:: Recorded data

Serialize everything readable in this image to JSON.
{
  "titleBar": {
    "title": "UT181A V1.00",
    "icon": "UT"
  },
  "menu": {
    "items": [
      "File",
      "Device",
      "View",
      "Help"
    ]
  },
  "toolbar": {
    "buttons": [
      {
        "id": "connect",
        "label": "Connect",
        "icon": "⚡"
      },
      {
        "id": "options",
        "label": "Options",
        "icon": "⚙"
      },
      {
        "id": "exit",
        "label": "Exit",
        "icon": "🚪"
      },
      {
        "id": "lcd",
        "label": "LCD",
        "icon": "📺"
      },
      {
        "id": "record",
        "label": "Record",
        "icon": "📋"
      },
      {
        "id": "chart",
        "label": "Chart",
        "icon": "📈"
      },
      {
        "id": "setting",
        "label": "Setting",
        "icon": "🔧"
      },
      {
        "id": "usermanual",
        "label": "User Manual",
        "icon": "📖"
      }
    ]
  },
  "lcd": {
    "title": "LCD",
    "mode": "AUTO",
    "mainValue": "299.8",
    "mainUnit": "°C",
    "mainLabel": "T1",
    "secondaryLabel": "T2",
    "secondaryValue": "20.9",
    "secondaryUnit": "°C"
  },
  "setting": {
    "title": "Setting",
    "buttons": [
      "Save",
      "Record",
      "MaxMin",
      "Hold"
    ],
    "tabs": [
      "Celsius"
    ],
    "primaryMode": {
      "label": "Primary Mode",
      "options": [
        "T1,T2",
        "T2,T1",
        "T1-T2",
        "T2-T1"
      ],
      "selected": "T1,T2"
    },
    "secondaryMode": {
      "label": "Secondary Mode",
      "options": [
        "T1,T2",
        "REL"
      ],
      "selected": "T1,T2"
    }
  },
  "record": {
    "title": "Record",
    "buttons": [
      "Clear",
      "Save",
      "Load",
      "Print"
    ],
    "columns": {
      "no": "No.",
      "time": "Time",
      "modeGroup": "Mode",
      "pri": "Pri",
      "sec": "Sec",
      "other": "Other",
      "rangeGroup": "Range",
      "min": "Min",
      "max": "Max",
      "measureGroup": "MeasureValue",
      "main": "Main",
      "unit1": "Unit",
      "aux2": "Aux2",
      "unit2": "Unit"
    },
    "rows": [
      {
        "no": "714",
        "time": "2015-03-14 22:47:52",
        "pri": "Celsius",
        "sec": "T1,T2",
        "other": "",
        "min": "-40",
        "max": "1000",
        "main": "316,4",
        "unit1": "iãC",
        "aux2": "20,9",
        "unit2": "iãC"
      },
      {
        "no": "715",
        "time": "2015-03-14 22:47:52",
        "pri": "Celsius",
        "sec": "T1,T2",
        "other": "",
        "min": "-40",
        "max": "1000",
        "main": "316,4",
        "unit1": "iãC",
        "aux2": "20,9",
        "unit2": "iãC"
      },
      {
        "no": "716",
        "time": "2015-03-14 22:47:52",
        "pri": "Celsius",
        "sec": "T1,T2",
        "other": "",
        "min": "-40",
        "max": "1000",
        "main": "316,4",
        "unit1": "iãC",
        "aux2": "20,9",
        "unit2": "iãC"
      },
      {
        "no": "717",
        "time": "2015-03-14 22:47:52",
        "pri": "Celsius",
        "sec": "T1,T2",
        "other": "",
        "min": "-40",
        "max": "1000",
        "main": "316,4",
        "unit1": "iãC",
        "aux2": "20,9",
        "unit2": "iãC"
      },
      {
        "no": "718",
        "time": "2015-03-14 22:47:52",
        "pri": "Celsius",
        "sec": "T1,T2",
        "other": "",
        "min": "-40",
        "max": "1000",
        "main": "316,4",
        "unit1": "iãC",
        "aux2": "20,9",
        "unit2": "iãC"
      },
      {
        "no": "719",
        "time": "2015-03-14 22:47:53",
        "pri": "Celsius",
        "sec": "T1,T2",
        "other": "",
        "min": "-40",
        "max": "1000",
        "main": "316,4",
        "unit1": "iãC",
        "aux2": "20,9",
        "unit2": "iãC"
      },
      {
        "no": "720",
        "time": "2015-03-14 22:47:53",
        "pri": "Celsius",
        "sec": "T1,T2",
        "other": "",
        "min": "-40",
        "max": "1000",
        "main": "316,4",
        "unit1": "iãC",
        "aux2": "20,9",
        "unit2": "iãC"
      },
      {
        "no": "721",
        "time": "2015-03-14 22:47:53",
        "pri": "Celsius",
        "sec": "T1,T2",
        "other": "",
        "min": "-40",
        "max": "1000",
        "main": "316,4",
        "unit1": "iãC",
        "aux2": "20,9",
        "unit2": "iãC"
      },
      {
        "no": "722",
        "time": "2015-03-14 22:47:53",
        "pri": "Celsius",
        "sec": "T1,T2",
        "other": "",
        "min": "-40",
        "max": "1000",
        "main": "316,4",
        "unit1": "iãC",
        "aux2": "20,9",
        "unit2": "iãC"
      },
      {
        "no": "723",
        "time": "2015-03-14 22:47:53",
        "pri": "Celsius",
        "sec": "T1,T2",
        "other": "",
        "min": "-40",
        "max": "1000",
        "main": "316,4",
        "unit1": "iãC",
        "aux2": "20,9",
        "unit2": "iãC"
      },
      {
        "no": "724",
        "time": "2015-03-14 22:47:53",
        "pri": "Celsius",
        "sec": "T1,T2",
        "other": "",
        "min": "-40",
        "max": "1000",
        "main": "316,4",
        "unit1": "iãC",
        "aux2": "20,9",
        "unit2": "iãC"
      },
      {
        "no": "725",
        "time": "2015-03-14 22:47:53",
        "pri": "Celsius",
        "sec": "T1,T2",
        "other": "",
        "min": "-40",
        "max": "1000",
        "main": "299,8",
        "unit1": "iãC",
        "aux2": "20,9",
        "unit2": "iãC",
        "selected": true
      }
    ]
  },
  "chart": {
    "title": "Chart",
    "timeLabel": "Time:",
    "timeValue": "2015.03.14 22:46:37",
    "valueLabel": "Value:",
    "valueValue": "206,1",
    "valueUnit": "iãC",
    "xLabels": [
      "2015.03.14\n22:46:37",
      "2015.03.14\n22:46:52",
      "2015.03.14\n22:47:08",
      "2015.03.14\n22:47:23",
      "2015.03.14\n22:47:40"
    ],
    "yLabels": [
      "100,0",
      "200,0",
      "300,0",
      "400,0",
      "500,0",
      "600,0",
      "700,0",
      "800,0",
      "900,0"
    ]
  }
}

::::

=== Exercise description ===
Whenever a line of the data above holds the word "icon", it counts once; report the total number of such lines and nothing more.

=== Output of the exercise ===
9